▶ WHAT YOU NEED TO DO
Using the data below, gather each line that includes the word "label".

▶ DATA EXCERPTS
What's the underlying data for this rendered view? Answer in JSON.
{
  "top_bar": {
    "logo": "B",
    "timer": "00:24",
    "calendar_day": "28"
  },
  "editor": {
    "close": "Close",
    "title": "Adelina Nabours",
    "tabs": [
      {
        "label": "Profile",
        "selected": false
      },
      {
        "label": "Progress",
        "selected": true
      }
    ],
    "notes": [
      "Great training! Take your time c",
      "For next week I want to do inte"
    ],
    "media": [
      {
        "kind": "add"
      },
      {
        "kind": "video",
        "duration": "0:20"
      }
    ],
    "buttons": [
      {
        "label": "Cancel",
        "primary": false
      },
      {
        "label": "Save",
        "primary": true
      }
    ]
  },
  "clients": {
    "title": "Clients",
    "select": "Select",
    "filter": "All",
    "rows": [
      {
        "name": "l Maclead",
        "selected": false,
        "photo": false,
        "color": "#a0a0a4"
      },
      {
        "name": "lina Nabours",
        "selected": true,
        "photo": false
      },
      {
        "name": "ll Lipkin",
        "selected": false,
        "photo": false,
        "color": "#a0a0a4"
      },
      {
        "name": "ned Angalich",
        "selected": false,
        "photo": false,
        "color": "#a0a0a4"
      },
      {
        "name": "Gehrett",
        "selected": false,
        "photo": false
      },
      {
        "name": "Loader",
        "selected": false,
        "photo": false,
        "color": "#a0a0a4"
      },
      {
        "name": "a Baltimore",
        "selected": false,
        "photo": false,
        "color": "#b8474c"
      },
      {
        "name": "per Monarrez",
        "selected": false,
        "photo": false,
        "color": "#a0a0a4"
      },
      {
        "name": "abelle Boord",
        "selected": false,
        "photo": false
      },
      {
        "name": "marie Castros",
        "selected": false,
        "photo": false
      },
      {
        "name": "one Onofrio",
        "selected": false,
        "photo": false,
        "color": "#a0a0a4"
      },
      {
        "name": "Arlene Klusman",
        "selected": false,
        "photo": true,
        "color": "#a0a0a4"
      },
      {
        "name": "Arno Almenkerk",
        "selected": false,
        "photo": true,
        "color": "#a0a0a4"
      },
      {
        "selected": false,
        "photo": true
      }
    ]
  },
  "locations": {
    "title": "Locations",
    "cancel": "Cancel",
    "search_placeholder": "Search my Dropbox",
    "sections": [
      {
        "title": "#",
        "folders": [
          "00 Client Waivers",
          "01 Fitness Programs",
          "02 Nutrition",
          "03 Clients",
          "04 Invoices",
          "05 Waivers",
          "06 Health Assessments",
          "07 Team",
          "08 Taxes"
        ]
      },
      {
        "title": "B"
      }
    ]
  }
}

▶ TASK RESPONSE
        "label": "Profile",
        "label": "Progress",
        "label": "Cancel",
        "label": "Save",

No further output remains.